━━━━━ MATERIAL FOR THIS EXERCISE
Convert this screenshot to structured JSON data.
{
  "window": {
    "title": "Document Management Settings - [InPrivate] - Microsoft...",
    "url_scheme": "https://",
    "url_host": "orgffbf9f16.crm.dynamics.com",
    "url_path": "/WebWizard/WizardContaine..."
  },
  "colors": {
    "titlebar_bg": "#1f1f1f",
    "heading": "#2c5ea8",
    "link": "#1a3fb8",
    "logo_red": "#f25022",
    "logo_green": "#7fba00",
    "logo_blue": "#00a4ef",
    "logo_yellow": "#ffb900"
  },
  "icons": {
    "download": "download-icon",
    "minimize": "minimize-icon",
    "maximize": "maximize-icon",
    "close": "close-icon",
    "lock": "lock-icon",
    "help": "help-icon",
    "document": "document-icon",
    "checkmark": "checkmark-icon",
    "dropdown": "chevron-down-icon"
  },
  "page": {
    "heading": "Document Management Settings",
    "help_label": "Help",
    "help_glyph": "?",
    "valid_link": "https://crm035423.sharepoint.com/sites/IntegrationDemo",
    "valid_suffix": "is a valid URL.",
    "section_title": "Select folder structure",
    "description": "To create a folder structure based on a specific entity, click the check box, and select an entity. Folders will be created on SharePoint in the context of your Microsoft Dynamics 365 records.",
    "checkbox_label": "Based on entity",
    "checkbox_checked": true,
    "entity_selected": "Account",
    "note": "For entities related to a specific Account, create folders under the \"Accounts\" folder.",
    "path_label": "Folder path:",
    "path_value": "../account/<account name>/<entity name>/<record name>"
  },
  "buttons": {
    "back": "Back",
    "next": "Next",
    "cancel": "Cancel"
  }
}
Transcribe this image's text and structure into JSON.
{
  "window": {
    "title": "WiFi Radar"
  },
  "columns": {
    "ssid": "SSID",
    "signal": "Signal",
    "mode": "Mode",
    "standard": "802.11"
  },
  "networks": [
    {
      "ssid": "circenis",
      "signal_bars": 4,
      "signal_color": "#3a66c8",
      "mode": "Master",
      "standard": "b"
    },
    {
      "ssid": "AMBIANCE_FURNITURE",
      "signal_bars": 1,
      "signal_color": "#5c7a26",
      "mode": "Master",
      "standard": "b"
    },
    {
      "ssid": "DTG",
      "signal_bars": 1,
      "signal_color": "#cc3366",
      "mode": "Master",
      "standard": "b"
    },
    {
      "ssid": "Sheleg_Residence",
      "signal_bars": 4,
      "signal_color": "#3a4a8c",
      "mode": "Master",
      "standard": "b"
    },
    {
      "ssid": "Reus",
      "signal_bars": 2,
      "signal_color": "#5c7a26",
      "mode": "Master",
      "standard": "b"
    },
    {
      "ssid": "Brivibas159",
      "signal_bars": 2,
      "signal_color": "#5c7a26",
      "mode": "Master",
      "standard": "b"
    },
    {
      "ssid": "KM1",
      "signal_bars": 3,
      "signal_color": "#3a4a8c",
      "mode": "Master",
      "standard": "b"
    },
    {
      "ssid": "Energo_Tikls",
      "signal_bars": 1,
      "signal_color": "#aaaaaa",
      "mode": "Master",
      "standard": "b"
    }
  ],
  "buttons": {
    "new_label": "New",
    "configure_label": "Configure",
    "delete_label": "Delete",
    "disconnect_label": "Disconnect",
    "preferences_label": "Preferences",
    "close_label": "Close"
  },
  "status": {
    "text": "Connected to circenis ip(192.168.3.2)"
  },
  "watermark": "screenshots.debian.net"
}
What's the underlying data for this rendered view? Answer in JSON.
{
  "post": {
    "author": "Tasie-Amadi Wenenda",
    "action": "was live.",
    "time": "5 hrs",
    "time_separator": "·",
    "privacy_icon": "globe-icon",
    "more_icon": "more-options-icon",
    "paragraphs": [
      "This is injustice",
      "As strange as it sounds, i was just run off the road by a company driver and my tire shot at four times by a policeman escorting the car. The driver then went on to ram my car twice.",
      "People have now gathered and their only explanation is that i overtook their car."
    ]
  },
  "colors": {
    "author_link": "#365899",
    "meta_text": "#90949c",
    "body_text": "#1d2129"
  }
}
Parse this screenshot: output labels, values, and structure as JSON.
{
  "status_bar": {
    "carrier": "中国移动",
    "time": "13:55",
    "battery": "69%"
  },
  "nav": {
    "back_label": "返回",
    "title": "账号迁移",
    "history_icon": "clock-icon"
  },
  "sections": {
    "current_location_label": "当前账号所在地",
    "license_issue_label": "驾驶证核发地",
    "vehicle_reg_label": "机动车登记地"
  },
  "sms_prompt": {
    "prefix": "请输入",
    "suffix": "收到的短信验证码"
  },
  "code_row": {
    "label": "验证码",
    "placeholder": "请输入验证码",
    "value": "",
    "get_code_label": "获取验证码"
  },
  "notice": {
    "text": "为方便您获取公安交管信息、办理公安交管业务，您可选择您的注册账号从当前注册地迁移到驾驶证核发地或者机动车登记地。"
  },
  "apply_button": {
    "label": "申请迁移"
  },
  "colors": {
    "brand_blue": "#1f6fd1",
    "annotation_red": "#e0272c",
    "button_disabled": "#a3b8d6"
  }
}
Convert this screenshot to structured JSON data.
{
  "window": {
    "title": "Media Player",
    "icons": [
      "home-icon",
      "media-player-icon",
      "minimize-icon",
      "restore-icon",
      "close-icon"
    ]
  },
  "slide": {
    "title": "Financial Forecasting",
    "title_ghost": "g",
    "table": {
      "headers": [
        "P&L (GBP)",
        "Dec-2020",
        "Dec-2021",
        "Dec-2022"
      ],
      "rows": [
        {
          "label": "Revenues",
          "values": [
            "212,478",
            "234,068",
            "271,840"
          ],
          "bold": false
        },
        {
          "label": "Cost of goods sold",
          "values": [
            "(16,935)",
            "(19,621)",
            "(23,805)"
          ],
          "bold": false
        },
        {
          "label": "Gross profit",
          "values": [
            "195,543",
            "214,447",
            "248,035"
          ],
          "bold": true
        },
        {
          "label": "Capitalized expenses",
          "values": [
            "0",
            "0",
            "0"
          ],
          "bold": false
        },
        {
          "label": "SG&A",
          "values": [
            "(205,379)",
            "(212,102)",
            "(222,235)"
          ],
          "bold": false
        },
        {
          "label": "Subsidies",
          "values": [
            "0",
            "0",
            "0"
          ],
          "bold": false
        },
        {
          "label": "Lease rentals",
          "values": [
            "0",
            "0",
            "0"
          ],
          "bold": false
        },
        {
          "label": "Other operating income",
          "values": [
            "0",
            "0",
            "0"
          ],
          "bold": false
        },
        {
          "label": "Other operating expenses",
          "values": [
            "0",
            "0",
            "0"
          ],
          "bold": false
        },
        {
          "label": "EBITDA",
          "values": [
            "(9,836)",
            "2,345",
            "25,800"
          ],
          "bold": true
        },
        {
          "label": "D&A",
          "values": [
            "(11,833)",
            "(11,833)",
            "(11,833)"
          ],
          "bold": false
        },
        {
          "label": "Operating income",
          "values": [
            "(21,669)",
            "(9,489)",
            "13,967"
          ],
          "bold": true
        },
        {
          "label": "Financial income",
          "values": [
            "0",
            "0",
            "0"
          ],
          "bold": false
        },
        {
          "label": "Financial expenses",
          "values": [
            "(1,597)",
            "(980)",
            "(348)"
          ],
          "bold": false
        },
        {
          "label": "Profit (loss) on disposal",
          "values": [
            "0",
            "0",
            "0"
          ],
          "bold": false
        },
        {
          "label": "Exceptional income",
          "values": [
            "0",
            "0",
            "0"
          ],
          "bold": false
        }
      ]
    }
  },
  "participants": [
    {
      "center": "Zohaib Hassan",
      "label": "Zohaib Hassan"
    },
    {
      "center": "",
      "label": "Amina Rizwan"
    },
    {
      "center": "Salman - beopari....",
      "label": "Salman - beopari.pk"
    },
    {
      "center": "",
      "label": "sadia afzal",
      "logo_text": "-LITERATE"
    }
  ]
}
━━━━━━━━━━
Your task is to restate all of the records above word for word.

__EXPECTED ANSWER__:
Convert this screenshot to structured JSON data.
{
  "window": {
    "title": "Document Management Settings - [InPrivate] - Microsoft...",
    "url_scheme": "https://",
    "url_host": "orgffbf9f16.crm.dynamics.com",
    "url_path": "/WebWizard/WizardContaine..."
  },
  "colors": {
    "titlebar_bg": "#1f1f1f",
    "heading": "#2c5ea8",
    "link": "#1a3fb8",
    "logo_red": "#f25022",
    "logo_green": "#7fba00",
    "logo_blue": "#00a4ef",
    "logo_yellow": "#ffb900"
  },
  "icons": {
    "download": "download-icon",
    "minimize": "minimize-icon",
    "maximize": "maximize-icon",
    "close": "close-icon",
    "lock": "lock-icon",
    "help": "help-icon",
    "document": "document-icon",
    "checkmark": "checkmark-icon",
    "dropdown": "chevron-down-icon"
  },
  "page": {
    "heading": "Document Management Settings",
    "help_label": "Help",
    "help_glyph": "?",
    "valid_link": "https://crm035423.sharepoint.com/sites/IntegrationDemo",
    "valid_suffix": "is a valid URL.",
    "section_title": "Select folder structure",
    "description": "To create a folder structure based on a specific entity, click the check box, and select an entity. Folders will be created on SharePoint in the context of your Microsoft Dynamics 365 records.",
    "checkbox_label": "Based on entity",
    "checkbox_checked": true,
    "entity_selected": "Account",
    "note": "For entities related to a specific Account, create folders under the \"Accounts\" folder.",
    "path_label": "Folder path:",
    "path_value": "../account/<account name>/<entity name>/<record name>"
  },
  "buttons": {
    "back": "Back",
    "next": "Next",
    "cancel": "Cancel"
  }
}
Transcribe this image's text and structure into JSON.
{
  "window": {
    "title": "WiFi Radar"
  },
  "columns": {
    "ssid": "SSID",
    "signal": "Signal",
    "mode": "Mode",
    "standard": "802.11"
  },
  "networks": [
    {
      "ssid": "circenis",
      "signal_bars": 4,
      "signal_color": "#3a66c8",
      "mode": "Master",
      "standard": "b"
    },
    {
      "ssid": "AMBIANCE_FURNITURE",
      "signal_bars": 1,
      "signal_color": "#5c7a26",
      "mode": "Master",
      "standard": "b"
    },
    {
      "ssid": "DTG",
      "signal_bars": 1,
      "signal_color": "#cc3366",
      "mode": "Master",
      "standard": "b"
    },
    {
      "ssid": "Sheleg_Residence",
      "signal_bars": 4,
      "signal_color": "#3a4a8c",
      "mode": "Master",
      "standard": "b"
    },
    {
      "ssid": "Reus",
      "signal_bars": 2,
      "signal_color": "#5c7a26",
      "mode": "Master",
      "standard": "b"
    },
    {
      "ssid": "Brivibas159",
      "signal_bars": 2,
      "signal_color": "#5c7a26",
      "mode": "Master",
      "standard": "b"
    },
    {
      "ssid": "KM1",
      "signal_bars": 3,
      "signal_color": "#3a4a8c",
      "mode": "Master",
      "standard": "b"
    },
    {
      "ssid": "Energo_Tikls",
      "signal_bars": 1,
      "signal_color": "#aaaaaa",
      "mode": "Master",
      "standard": "b"
    }
  ],
  "buttons": {
    "new_label": "New",
    "configure_label": "Configure",
    "delete_label": "Delete",
    "disconnect_label": "Disconnect",
    "preferences_label": "Preferences",
    "close_label": "Close"
  },
  "status": {
    "text": "Connected to circenis ip(192.168.3.2)"
  },
  "watermark": "screenshots.debian.net"
}
What's the underlying data for this rendered view? Answer in JSON.
{
  "post": {
    "author": "Tasie-Amadi Wenenda",
    "action": "was live.",
    "time": "5 hrs",
    "time_separator": "·",
    "privacy_icon": "globe-icon",
    "more_icon": "more-options-icon",
    "paragraphs": [
      "This is injustice",
      "As strange as it sounds, i was just run off the road by a company driver and my tire shot at four times by a policeman escorting the car. The driver then went on to ram my car twice.",
      "People have now gathered and their only explanation is that i overtook their car."
    ]
  },
  "colors": {
    "author_link": "#365899",
    "meta_text": "#90949c",
    "body_text": "#1d2129"
  }
}
Parse this screenshot: output labels, values, and structure as JSON.
{
  "status_bar": {
    "carrier": "中国移动",
    "time": "13:55",
    "battery": "69%"
  },
  "nav": {
    "back_label": "返回",
    "title": "账号迁移",
    "history_icon": "clock-icon"
  },
  "sections": {
    "current_location_label": "当前账号所在地",
    "license_issue_label": "驾驶证核发地",
    "vehicle_reg_label": "机动车登记地"
  },
  "sms_prompt": {
    "prefix": "请输入",
    "suffix": "收到的短信验证码"
  },
  "code_row": {
    "label": "验证码",
    "placeholder": "请输入验证码",
    "value": "",
    "get_code_label": "获取验证码"
  },
  "notice": {
    "text": "为方便您获取公安交管信息、办理公安交管业务，您可选择您的注册账号从当前注册地迁移到驾驶证核发地或者机动车登记地。"
  },
  "apply_button": {
    "label": "申请迁移"
  },
  "colors": {
    "brand_blue": "#1f6fd1",
    "annotation_red": "#e0272c",
    "button_disabled": "#a3b8d6"
  }
}
Convert this screenshot to structured JSON data.
{
  "window": {
    "title": "Media Player",
    "icons": [
      "home-icon",
      "media-player-icon",
      "minimize-icon",
      "restore-icon",
      "close-icon"
    ]
  },
  "slide": {
    "title": "Financial Forecasting",
    "title_ghost": "g",
    "table": {
      "headers": [
        "P&L (GBP)",
        "Dec-2020",
        "Dec-2021",
        "Dec-2022"
      ],
      "rows": [
        {
          "label": "Revenues",
          "values": [
            "212,478",
            "234,068",
            "271,840"
          ],
          "bold": false
        },
        {
          "label": "Cost of goods sold",
          "values": [
            "(16,935)",
            "(19,621)",
            "(23,805)"
          ],
          "bold": false
        },
        {
          "label": "Gross profit",
          "values": [
            "195,543",
            "214,447",
            "248,035"
          ],
          "bold": true
        },
        {
          "label": "Capitalized expenses",
          "values": [
            "0",
            "0",
            "0"
          ],
          "bold": false
        },
        {
          "label": "SG&A",
          "values": [
            "(205,379)",
            "(212,102)",
            "(222,235)"
          ],
          "bold": false
        },
        {
          "label": "Subsidies",
          "values": [
            "0",
            "0",
            "0"
          ],
          "bold": false
        },
        {
          "label": "Lease rentals",
          "values": [
            "0",
            "0",
            "0"
          ],
          "bold": false
        },
        {
          "label": "Other operating income",
          "values": [
            "0",
            "0",
            "0"
          ],
          "bold": false
        },
        {
          "label": "Other operating expenses",
          "values": [
            "0",
            "0",
            "0"
          ],
          "bold": false
        },
        {
          "label": "EBITDA",
          "values": [
            "(9,836)",
            "2,345",
            "25,800"
          ],
          "bold": true
        },
        {
          "label": "D&A",
          "values": [
            "(11,833)",
            "(11,833)",
            "(11,833)"
          ],
          "bold": false
        },
        {
          "label": "Operating income",
          "values": [
            "(21,669)",
            "(9,489)",
            "13,967"
          ],
          "bold": true
        },
        {
          "label": "Financial income",
          "values": [
            "0",
            "0",
            "0"
          ],
          "bold": false
        },
        {
          "label": "Financial expenses",
          "values": [
            "(1,597)",
            "(980)",
            "(348)"
          ],
          "bold": false
        },
        {
          "label": "Profit (loss) on disposal",
          "values": [
            "0",
            "0",
            "0"
          ],
          "bold": false
        },
        {
          "label": "Exceptional income",
          "values": [
            "0",
            "0",
            "0"
          ],
          "bold": false
        }
      ]
    }
  },
  "participants": [
    {
      "center": "Zohaib Hassan",
      "label": "Zohaib Hassan"
    },
    {
      "center": "",
      "label": "Amina Rizwan"
    },
    {
      "center": "Salman - beopari....",
      "label": "Salman - beopari.pk"
    },
    {
      "center": "",
      "label": "sadia afzal",
      "logo_text": "-LITERATE"
    }
  ]
}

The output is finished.